#### Exercise brief:
Keeping each word and mark in place, write out the full listing once more.

#### Extracted entries:
•••••

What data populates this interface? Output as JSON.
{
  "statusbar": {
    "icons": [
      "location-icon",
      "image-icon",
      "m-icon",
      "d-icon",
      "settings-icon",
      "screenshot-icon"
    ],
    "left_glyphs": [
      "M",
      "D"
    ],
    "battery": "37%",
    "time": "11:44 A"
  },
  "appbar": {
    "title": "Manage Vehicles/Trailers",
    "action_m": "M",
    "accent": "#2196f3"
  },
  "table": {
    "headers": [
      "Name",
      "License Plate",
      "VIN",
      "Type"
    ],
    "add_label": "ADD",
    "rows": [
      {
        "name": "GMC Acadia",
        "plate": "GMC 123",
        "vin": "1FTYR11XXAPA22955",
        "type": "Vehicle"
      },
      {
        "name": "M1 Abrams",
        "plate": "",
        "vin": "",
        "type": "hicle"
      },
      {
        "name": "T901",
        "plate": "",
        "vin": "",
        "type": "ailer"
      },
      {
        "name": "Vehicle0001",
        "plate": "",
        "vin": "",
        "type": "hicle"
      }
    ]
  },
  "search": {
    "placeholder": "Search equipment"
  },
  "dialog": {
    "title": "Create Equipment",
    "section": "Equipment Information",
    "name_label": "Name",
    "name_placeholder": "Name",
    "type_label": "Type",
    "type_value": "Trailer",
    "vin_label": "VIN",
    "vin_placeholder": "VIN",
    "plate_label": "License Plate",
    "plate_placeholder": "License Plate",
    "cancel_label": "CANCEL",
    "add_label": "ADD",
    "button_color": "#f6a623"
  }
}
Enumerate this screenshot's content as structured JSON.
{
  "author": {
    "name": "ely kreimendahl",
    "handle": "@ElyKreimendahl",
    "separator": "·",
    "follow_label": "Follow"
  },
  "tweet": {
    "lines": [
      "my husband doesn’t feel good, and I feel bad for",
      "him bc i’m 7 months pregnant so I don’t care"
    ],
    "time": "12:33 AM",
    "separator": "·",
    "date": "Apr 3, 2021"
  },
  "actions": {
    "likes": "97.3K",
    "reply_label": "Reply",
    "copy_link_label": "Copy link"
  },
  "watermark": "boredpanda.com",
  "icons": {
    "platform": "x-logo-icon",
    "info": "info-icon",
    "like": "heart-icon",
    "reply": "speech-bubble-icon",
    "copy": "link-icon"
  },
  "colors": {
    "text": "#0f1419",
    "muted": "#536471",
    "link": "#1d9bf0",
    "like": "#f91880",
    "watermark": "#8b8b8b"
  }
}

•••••

#### Written reply:
What data populates this interface? Output as JSON.
{
  "statusbar": {
    "icons": [
      "location-icon",
      "image-icon",
      "m-icon",
      "d-icon",
      "settings-icon",
      "screenshot-icon"
    ],
    "left_glyphs": [
      "M",
      "D"
    ],
    "battery": "37%",
    "time": "11:44 A"
  },
  "appbar": {
    "title": "Manage Vehicles/Trailers",
    "action_m": "M",
    "accent": "#2196f3"
  },
  "table": {
    "headers": [
      "Name",
      "License Plate",
      "VIN",
      "Type"
    ],
    "add_label": "ADD",
    "rows": [
      {
        "name": "GMC Acadia",
        "plate": "GMC 123",
        "vin": "1FTYR11XXAPA22955",
        "type": "Vehicle"
      },
      {
        "name": "M1 Abrams",
        "plate": "",
        "vin": "",
        "type": "hicle"
      },
      {
        "name": "T901",
        "plate": "",
        "vin": "",
        "type": "ailer"
      },
      {
        "name": "Vehicle0001",
        "plate": "",
        "vin": "",
        "type": "hicle"
      }
    ]
  },
  "search": {
    "placeholder": "Search equipment"
  },
  "dialog": {
    "title": "Create Equipment",
    "section": "Equipment Information",
    "name_label": "Name",
    "name_placeholder": "Name",
    "type_label": "Type",
    "type_value": "Trailer",
    "vin_label": "VIN",
    "vin_placeholder": "VIN",
    "plate_label": "License Plate",
    "plate_placeholder": "License Plate",
    "cancel_label": "CANCEL",
    "add_label": "ADD",
    "button_color": "#f6a623"
  }
}
Enumerate this screenshot's content as structured JSON.
{
  "author": {
    "name": "ely kreimendahl",
    "handle": "@ElyKreimendahl",
    "separator": "·",
    "follow_label": "Follow"
  },
  "tweet": {
    "lines": [
      "my husband doesn’t feel good, and I feel bad for",
      "him bc i’m 7 months pregnant so I don’t care"
    ],
    "time": "12:33 AM",
    "separator": "·",
    "date": "Apr 3, 2021"
  },
  "actions": {
    "likes": "97.3K",
    "reply_label": "Reply",
    "copy_link_label": "Copy link"
  },
  "watermark": "boredpanda.com",
  "icons": {
    "platform": "x-logo-icon",
    "info": "info-icon",
    "like": "heart-icon",
    "reply": "speech-bubble-icon",
    "copy": "link-icon"
  },
  "colors": {
    "text": "#0f1419",
    "muted": "#536471",
    "link": "#1d9bf0",
    "like": "#f91880",
    "watermark": "#8b8b8b"
  }
}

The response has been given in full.